This is important since the piece is being reviewed mostly as a play (with incidental dancing) about the religious right and gay-bashing. The discourse seems to be sticking to the "issues," as if this were An Inconvenient Truth, which it resembles, since it's an infotainment in form. "Half the world has laws that say stone homosexuals, or burn them." So it's really necessary to say that the dance functions as a counterweight to the words, and pulls in the opposite direction from the verbal argument. In this piece, the words plague us; the dancing, ultimately, delivers us.

To Be Straight with You is a hybrid of docudrama, infotainment, and dance that's based on hundreds of interviews with victims of gay-bashing in London, men and women attacked by members of their own ethnic communities. As with dv8's Enter Achilles (seen here a dozen years ago), this show goes into gay themes from the most disturbing angles – the violence of repression, the lure of queer bait, the cross-currents and rip-tides of male bonding – and the dancing shows it louder than words.

Dv8 uses ethnic dance styles like a boomerang, as a weapon to recoil on the parochialism of the group. A sexy Jamaican thug, making sexy Jamaican moves, brags about putting a tire around a queer and burning him up. (There's a whole genre of murder rap, played on the radio and in the clubs, about killing queers for God. We heard some.) There follows a parade of sexy predatory men who declare, in the colorful accents of Pakistan, Nigeria, Ireland, or the working-class British north, how their religion calls for abstinence from, or death to queers. (These accents were sometimes hard for American ears to make out.)

A lecturer put things in perspective, working a brilliant display of computer graphics projected on a scrim, rotating a huge globe and showing that most countries outside Europe condemn homosexuality. London has major enclaves of all those peoples, who do not feel bound by British laws.

Then the monologues resume, but we have to notice that the performers aren't playing themselves. Ankur Bahl, the star of the show, is a Marshall Scholar, born in Chicago, the USA Champion Rope Jumper, skilled in the classic dance of India. He's playing a role based on a young man whose father stabbed him in an alley and left him for dead in Pakistan. But here's where the dance makes the difference. He tells how he escaped while skipping rope, hopping from foot to foot in lacy patterns, and his virtuosity put me in mind of the little swans in Swan Lake. He speaks a second monologue about how music saved him, while tossing off huge Bharanatyam leaps and making the big arm gestures of that style.

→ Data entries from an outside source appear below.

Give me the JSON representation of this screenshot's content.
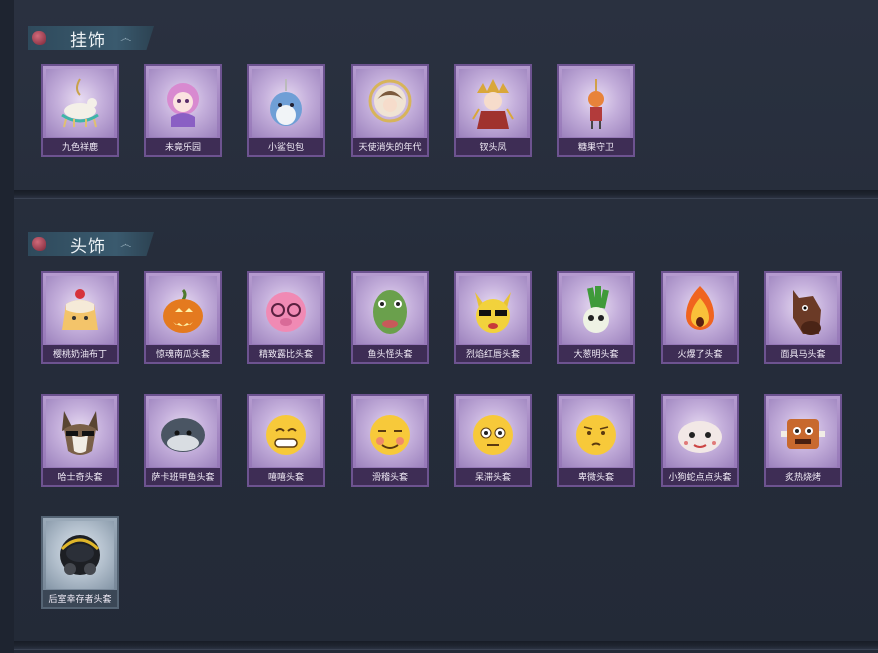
{
  "sections": {
    "pendants": {
      "title": "挂饰",
      "items": [
        {
          "label": "九色祥鹿",
          "icon": "deer-pendant-icon"
        },
        {
          "label": "未竟乐园",
          "icon": "girl-doll-pendant-icon"
        },
        {
          "label": "小鲨包包",
          "icon": "shark-pendant-icon"
        },
        {
          "label": "天使消失的年代",
          "icon": "angel-portrait-pendant-icon"
        },
        {
          "label": "钗头凤",
          "icon": "phoenix-doll-pendant-icon"
        },
        {
          "label": "糖果守卫",
          "icon": "candy-guard-pendant-icon"
        }
      ]
    },
    "headwear": {
      "title": "头饰",
      "items": [
        {
          "label": "樱桃奶油布丁",
          "icon": "pudding-head-icon"
        },
        {
          "label": "惊魂南瓜头套",
          "icon": "pumpkin-head-icon"
        },
        {
          "label": "精致露比头套",
          "icon": "pink-pig-head-icon"
        },
        {
          "label": "鱼头怪头套",
          "icon": "fish-head-icon"
        },
        {
          "label": "烈焰红唇头套",
          "icon": "yellow-mouse-head-icon"
        },
        {
          "label": "大葱明头套",
          "icon": "scallion-head-icon"
        },
        {
          "label": "火爆了头套",
          "icon": "fire-head-icon"
        },
        {
          "label": "面具马头套",
          "icon": "horse-head-icon"
        },
        {
          "label": "哈士奇头套",
          "icon": "husky-head-icon"
        },
        {
          "label": "萨卡班甲鱼头套",
          "icon": "sacabambaspis-head-icon"
        },
        {
          "label": "嘻嘻头套",
          "icon": "grin-emoji-head-icon"
        },
        {
          "label": "滑稽头套",
          "icon": "funny-emoji-head-icon"
        },
        {
          "label": "呆滞头套",
          "icon": "dazed-emoji-head-icon"
        },
        {
          "label": "卑微头套",
          "icon": "humble-emoji-head-icon"
        },
        {
          "label": "小狗蛇点点头套",
          "icon": "dog-snake-head-icon"
        },
        {
          "label": "炙热烧烤",
          "icon": "toast-head-icon"
        },
        {
          "label": "后室幸存者头套",
          "icon": "gas-mask-helmet-icon",
          "rarity": "grey"
        }
      ]
    }
  },
  "colors": {
    "purple_card": "#9a7dbf",
    "grey_card": "#8393a4",
    "background": "#252c39"
  }
}
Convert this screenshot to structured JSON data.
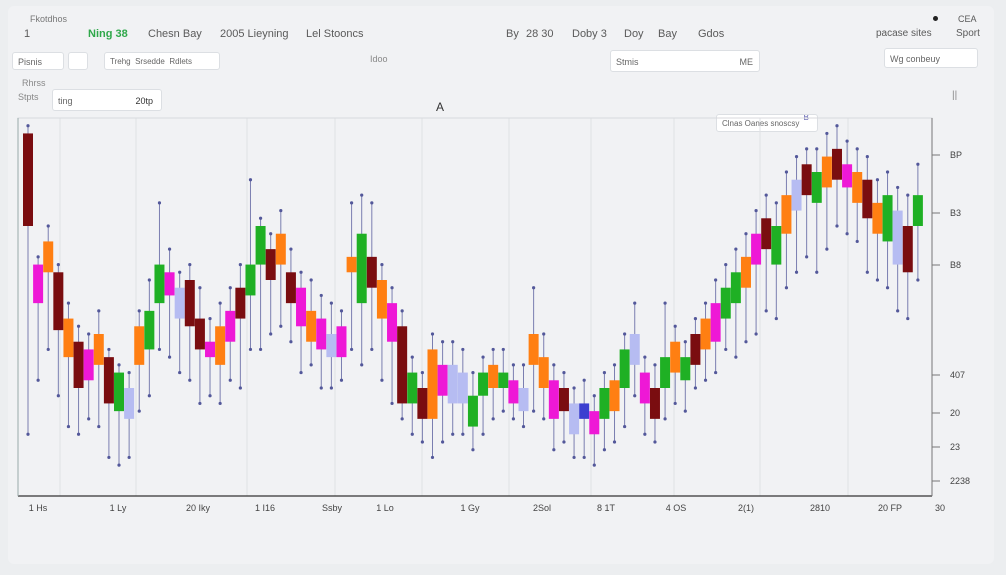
{
  "topbar": {
    "small_title": "Fkotdhos",
    "index": "1",
    "items": [
      "Ning 38",
      "Chesn Bay",
      "2005 Lieyning",
      "Lel Stooncs"
    ],
    "right_items": [
      "By",
      "28 30",
      "Doby 3",
      "Doy",
      "Bay",
      "Gdos"
    ],
    "far_right": [
      "CEA",
      "pacase sites",
      "Sport"
    ]
  },
  "toolbar": {
    "field1": "Pisnis",
    "field2": "",
    "field3": "Trehg",
    "field3b": "Srsedde",
    "field3c": "Rdlets",
    "center_label": "Idoo",
    "search_value": "Stmis",
    "search_suffix": "ME",
    "right_field": "Wg conbeuy",
    "sub1": "Rhrss",
    "sub2": "Stpts"
  },
  "chart_header": {
    "range_label": "ting",
    "range_value": "20tp",
    "marker": "A",
    "right_icon": "||",
    "legend_text": "Clnas Oanes snoscsy",
    "legend_icon": "B"
  },
  "colors": {
    "red": "#7a0d10",
    "orange": "#ff7f12",
    "green": "#1fb024",
    "magenta": "#ee18d6",
    "lightblue": "#b6bcf2",
    "wick": "#53589a"
  },
  "chart_data": {
    "type": "candlestick",
    "ylim": [
      2,
      100
    ],
    "y_ticks": [
      "BP",
      "B3",
      "B8",
      "407",
      "20",
      "23",
      "2238"
    ],
    "x_ticks": [
      "1 Hs",
      "1 Ly",
      "20 Iky",
      "1 I16",
      "Ssby",
      "1 Lo",
      "1 Gy",
      "2Sol",
      "8 1T",
      "4 OS",
      "2(1)",
      "2810",
      "20 FP",
      "30"
    ],
    "candles": [
      {
        "o": 96,
        "c": 72,
        "h": 98,
        "l": 18,
        "color": "red"
      },
      {
        "o": 62,
        "c": 52,
        "h": 64,
        "l": 32,
        "color": "magenta"
      },
      {
        "o": 68,
        "c": 60,
        "h": 72,
        "l": 40,
        "color": "orange"
      },
      {
        "o": 60,
        "c": 45,
        "h": 62,
        "l": 28,
        "color": "red"
      },
      {
        "o": 48,
        "c": 38,
        "h": 52,
        "l": 20,
        "color": "orange"
      },
      {
        "o": 42,
        "c": 30,
        "h": 46,
        "l": 18,
        "color": "red"
      },
      {
        "o": 40,
        "c": 32,
        "h": 44,
        "l": 22,
        "color": "magenta"
      },
      {
        "o": 44,
        "c": 36,
        "h": 50,
        "l": 20,
        "color": "orange"
      },
      {
        "o": 38,
        "c": 26,
        "h": 40,
        "l": 12,
        "color": "red"
      },
      {
        "o": 34,
        "c": 24,
        "h": 36,
        "l": 10,
        "color": "green"
      },
      {
        "o": 30,
        "c": 22,
        "h": 34,
        "l": 12,
        "color": "lightblue"
      },
      {
        "o": 46,
        "c": 36,
        "h": 50,
        "l": 24,
        "color": "orange"
      },
      {
        "o": 40,
        "c": 50,
        "h": 58,
        "l": 28,
        "color": "green"
      },
      {
        "o": 52,
        "c": 62,
        "h": 78,
        "l": 40,
        "color": "green"
      },
      {
        "o": 60,
        "c": 54,
        "h": 66,
        "l": 38,
        "color": "magenta"
      },
      {
        "o": 56,
        "c": 48,
        "h": 60,
        "l": 34,
        "color": "lightblue"
      },
      {
        "o": 58,
        "c": 46,
        "h": 62,
        "l": 32,
        "color": "red"
      },
      {
        "o": 48,
        "c": 40,
        "h": 56,
        "l": 26,
        "color": "red"
      },
      {
        "o": 42,
        "c": 38,
        "h": 48,
        "l": 28,
        "color": "magenta"
      },
      {
        "o": 46,
        "c": 36,
        "h": 52,
        "l": 26,
        "color": "orange"
      },
      {
        "o": 50,
        "c": 42,
        "h": 56,
        "l": 32,
        "color": "magenta"
      },
      {
        "o": 56,
        "c": 48,
        "h": 62,
        "l": 30,
        "color": "red"
      },
      {
        "o": 54,
        "c": 62,
        "h": 84,
        "l": 40,
        "color": "green"
      },
      {
        "o": 62,
        "c": 72,
        "h": 74,
        "l": 40,
        "color": "green"
      },
      {
        "o": 66,
        "c": 58,
        "h": 70,
        "l": 44,
        "color": "red"
      },
      {
        "o": 70,
        "c": 62,
        "h": 76,
        "l": 46,
        "color": "orange"
      },
      {
        "o": 60,
        "c": 52,
        "h": 66,
        "l": 42,
        "color": "red"
      },
      {
        "o": 56,
        "c": 46,
        "h": 60,
        "l": 34,
        "color": "magenta"
      },
      {
        "o": 50,
        "c": 42,
        "h": 58,
        "l": 36,
        "color": "orange"
      },
      {
        "o": 48,
        "c": 40,
        "h": 54,
        "l": 30,
        "color": "magenta"
      },
      {
        "o": 44,
        "c": 38,
        "h": 52,
        "l": 30,
        "color": "lightblue"
      },
      {
        "o": 46,
        "c": 38,
        "h": 50,
        "l": 32,
        "color": "magenta"
      },
      {
        "o": 60,
        "c": 64,
        "h": 78,
        "l": 40,
        "color": "orange"
      },
      {
        "o": 52,
        "c": 70,
        "h": 80,
        "l": 36,
        "color": "green"
      },
      {
        "o": 64,
        "c": 56,
        "h": 78,
        "l": 40,
        "color": "red"
      },
      {
        "o": 58,
        "c": 48,
        "h": 62,
        "l": 32,
        "color": "orange"
      },
      {
        "o": 52,
        "c": 42,
        "h": 56,
        "l": 26,
        "color": "magenta"
      },
      {
        "o": 46,
        "c": 26,
        "h": 50,
        "l": 22,
        "color": "red"
      },
      {
        "o": 34,
        "c": 26,
        "h": 38,
        "l": 18,
        "color": "green"
      },
      {
        "o": 30,
        "c": 22,
        "h": 34,
        "l": 16,
        "color": "red"
      },
      {
        "o": 40,
        "c": 22,
        "h": 44,
        "l": 12,
        "color": "orange"
      },
      {
        "o": 36,
        "c": 28,
        "h": 42,
        "l": 16,
        "color": "magenta"
      },
      {
        "o": 36,
        "c": 26,
        "h": 42,
        "l": 18,
        "color": "lightblue"
      },
      {
        "o": 34,
        "c": 26,
        "h": 40,
        "l": 18,
        "color": "lightblue"
      },
      {
        "o": 28,
        "c": 20,
        "h": 34,
        "l": 14,
        "color": "green"
      },
      {
        "o": 34,
        "c": 28,
        "h": 38,
        "l": 18,
        "color": "green"
      },
      {
        "o": 36,
        "c": 30,
        "h": 40,
        "l": 22,
        "color": "orange"
      },
      {
        "o": 34,
        "c": 30,
        "h": 40,
        "l": 24,
        "color": "green"
      },
      {
        "o": 32,
        "c": 26,
        "h": 36,
        "l": 22,
        "color": "magenta"
      },
      {
        "o": 30,
        "c": 24,
        "h": 36,
        "l": 20,
        "color": "lightblue"
      },
      {
        "o": 44,
        "c": 36,
        "h": 56,
        "l": 24,
        "color": "orange"
      },
      {
        "o": 38,
        "c": 30,
        "h": 44,
        "l": 22,
        "color": "orange"
      },
      {
        "o": 32,
        "c": 22,
        "h": 36,
        "l": 14,
        "color": "magenta"
      },
      {
        "o": 30,
        "c": 24,
        "h": 34,
        "l": 16,
        "color": "red"
      },
      {
        "o": 26,
        "c": 18,
        "h": 30,
        "l": 12,
        "color": "lightblue"
      },
      {
        "o": 22,
        "c": 26,
        "h": 32,
        "l": 12,
        "color": "blue"
      },
      {
        "o": 24,
        "c": 18,
        "h": 28,
        "l": 10,
        "color": "magenta"
      },
      {
        "o": 30,
        "c": 22,
        "h": 34,
        "l": 14,
        "color": "green"
      },
      {
        "o": 32,
        "c": 24,
        "h": 36,
        "l": 16,
        "color": "orange"
      },
      {
        "o": 40,
        "c": 30,
        "h": 44,
        "l": 20,
        "color": "green"
      },
      {
        "o": 44,
        "c": 36,
        "h": 52,
        "l": 28,
        "color": "lightblue"
      },
      {
        "o": 34,
        "c": 26,
        "h": 38,
        "l": 18,
        "color": "magenta"
      },
      {
        "o": 30,
        "c": 22,
        "h": 36,
        "l": 16,
        "color": "red"
      },
      {
        "o": 38,
        "c": 30,
        "h": 52,
        "l": 22,
        "color": "green"
      },
      {
        "o": 42,
        "c": 34,
        "h": 46,
        "l": 26,
        "color": "orange"
      },
      {
        "o": 38,
        "c": 32,
        "h": 42,
        "l": 24,
        "color": "green"
      },
      {
        "o": 44,
        "c": 36,
        "h": 48,
        "l": 30,
        "color": "red"
      },
      {
        "o": 48,
        "c": 40,
        "h": 52,
        "l": 32,
        "color": "orange"
      },
      {
        "o": 52,
        "c": 42,
        "h": 58,
        "l": 34,
        "color": "magenta"
      },
      {
        "o": 56,
        "c": 48,
        "h": 62,
        "l": 40,
        "color": "green"
      },
      {
        "o": 60,
        "c": 52,
        "h": 66,
        "l": 38,
        "color": "green"
      },
      {
        "o": 64,
        "c": 56,
        "h": 70,
        "l": 42,
        "color": "orange"
      },
      {
        "o": 70,
        "c": 62,
        "h": 76,
        "l": 44,
        "color": "magenta"
      },
      {
        "o": 74,
        "c": 66,
        "h": 80,
        "l": 50,
        "color": "red"
      },
      {
        "o": 72,
        "c": 62,
        "h": 78,
        "l": 48,
        "color": "green"
      },
      {
        "o": 80,
        "c": 70,
        "h": 86,
        "l": 56,
        "color": "orange"
      },
      {
        "o": 84,
        "c": 76,
        "h": 90,
        "l": 60,
        "color": "lightblue"
      },
      {
        "o": 88,
        "c": 80,
        "h": 92,
        "l": 64,
        "color": "red"
      },
      {
        "o": 86,
        "c": 78,
        "h": 92,
        "l": 60,
        "color": "green"
      },
      {
        "o": 90,
        "c": 82,
        "h": 96,
        "l": 66,
        "color": "orange"
      },
      {
        "o": 92,
        "c": 84,
        "h": 98,
        "l": 72,
        "color": "red"
      },
      {
        "o": 88,
        "c": 82,
        "h": 94,
        "l": 70,
        "color": "magenta"
      },
      {
        "o": 86,
        "c": 78,
        "h": 92,
        "l": 68,
        "color": "orange"
      },
      {
        "o": 84,
        "c": 74,
        "h": 90,
        "l": 60,
        "color": "red"
      },
      {
        "o": 78,
        "c": 70,
        "h": 84,
        "l": 58,
        "color": "orange"
      },
      {
        "o": 80,
        "c": 68,
        "h": 86,
        "l": 56,
        "color": "green"
      },
      {
        "o": 76,
        "c": 62,
        "h": 82,
        "l": 50,
        "color": "lightblue"
      },
      {
        "o": 72,
        "c": 60,
        "h": 80,
        "l": 48,
        "color": "red"
      },
      {
        "o": 80,
        "c": 72,
        "h": 88,
        "l": 58,
        "color": "green"
      }
    ]
  }
}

The guy who's trying to abstain from sex begins a chair-dance of crossing his legs, as if to hold his junk in control, that catches on – first one hunky guy, then a couple more, grab chairs behind him and fall into step. It's hilarious, and you feel delivered from all your cares until the music swells up and you realize it's a catchy hymn they're all dancing to.

Our boys are angelic – we love them, anyone who wasn't in the grip of harsh ideas would love them, the audience loved them and gave them huge rounds of applause, then went home to sort out what had just hit them.